Should I assume equal or unequal variance?

Use the Variance Rule of Thumb. As a rule of thumb, if the ratio of the larger variance to the smaller variance is less than 4 then we can assume the variances are approximately equal and use the Student’s t-test.

How do you know if variances are equal or unequal?

F Test to Compare Two Variances If the variances are equal, the ratio of the variances will equal 1. For example, if you had two data sets with a sample 1 (variance of 10) and a sample 2 (variance of 10), the ratio would be 10/10 = 1. You always test that the population variances are equal when running an F Test.

Why do we assume equal variances in t test?

A two sample t test assuming equal variances is used to test data to see if there is statistical significance or if the results may have occurred randomly. This is one of three t tests available in Excel and of the three, it’s the one least likely to be used. Why?

What does it mean to assume equal variance?

What Is the Assumption of Equal Variance? Statistical tests, such as analysis of variance (ANOVA), assume that although different samples can come from populations with different means, they have the same variance. Equal variances (homoscedasticity) is when the variances are approximately the same across the samples.

How do you tell if the difference between two means is significant?

When the P-value is less than 0.05 (P<0.05), the conclusion is that the two means are significantly different. Note that in MedCalc P-values are always two-sided (or two-tailed).

What are the three assumptions that have to be made to use Anova?

The factorial ANOVA has a several assumptions that need to be fulfilled – (1) interval data of the dependent variable, (2) normality, (3) homoscedasticity, and (4) no multicollinearity.

When can you assume homogeneity of variance?

If the two variances are equal, then the ratio of the variances equals 1.00. Therefore, the null hypothesis is . When this null hypothesis is not rejected, then homogeneity of variance is confirmed, and the assumption is not violated.

When can we assume equal population variances?

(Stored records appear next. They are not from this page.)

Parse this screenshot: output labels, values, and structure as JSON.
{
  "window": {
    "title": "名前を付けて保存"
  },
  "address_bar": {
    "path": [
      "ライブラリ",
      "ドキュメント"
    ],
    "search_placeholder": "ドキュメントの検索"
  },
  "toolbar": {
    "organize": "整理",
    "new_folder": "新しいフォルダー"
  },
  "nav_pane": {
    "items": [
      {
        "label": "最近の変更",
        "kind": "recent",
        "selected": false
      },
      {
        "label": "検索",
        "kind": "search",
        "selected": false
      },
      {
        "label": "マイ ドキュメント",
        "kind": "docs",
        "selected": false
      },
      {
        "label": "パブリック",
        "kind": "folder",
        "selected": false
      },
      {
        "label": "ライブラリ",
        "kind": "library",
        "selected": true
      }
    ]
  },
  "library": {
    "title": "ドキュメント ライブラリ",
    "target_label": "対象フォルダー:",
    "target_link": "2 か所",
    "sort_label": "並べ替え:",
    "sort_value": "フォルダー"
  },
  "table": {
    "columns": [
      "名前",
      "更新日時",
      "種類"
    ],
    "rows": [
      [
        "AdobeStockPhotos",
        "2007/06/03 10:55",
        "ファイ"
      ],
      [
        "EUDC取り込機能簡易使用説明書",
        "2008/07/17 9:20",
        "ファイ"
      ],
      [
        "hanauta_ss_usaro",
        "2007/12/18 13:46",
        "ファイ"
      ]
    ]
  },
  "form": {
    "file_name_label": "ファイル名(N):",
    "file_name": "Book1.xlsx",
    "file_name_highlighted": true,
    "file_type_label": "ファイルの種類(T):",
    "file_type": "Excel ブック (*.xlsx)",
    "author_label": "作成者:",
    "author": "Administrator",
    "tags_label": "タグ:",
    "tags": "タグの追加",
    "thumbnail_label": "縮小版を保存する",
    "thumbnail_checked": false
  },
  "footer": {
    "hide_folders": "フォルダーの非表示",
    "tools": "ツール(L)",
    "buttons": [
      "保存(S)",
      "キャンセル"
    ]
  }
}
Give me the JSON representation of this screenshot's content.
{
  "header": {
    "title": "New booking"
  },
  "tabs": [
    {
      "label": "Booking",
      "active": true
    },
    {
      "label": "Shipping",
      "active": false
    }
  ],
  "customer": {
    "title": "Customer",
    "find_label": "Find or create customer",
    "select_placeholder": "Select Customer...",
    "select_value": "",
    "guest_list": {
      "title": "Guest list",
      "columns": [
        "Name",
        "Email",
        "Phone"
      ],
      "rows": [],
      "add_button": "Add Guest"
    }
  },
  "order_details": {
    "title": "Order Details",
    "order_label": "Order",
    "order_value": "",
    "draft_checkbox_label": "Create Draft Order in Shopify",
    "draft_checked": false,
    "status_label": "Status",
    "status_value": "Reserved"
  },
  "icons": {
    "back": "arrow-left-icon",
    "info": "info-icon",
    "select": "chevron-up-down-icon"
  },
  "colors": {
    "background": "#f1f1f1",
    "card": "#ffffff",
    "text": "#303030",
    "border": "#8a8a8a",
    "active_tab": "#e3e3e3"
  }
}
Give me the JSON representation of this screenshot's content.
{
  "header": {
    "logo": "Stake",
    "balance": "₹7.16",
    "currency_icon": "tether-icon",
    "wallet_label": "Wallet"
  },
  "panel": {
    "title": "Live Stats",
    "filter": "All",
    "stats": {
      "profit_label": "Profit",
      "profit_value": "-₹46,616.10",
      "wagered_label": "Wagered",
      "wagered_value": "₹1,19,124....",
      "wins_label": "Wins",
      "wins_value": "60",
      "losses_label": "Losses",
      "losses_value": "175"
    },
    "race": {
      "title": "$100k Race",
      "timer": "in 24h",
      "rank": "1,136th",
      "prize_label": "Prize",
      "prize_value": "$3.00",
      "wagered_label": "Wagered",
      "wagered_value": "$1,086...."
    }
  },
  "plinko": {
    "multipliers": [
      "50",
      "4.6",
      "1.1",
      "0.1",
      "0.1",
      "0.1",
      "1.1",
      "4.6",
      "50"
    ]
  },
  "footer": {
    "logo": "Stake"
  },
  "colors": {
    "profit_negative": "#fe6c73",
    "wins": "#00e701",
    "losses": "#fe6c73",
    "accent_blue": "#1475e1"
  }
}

Two sample standard deviations are very similar so we will assume equal population variances. 95% confidence interval contains 0 so cannot rule out that the population means may be equal. If sample sizes are equal, the pooled and unpooled standard errors are equal.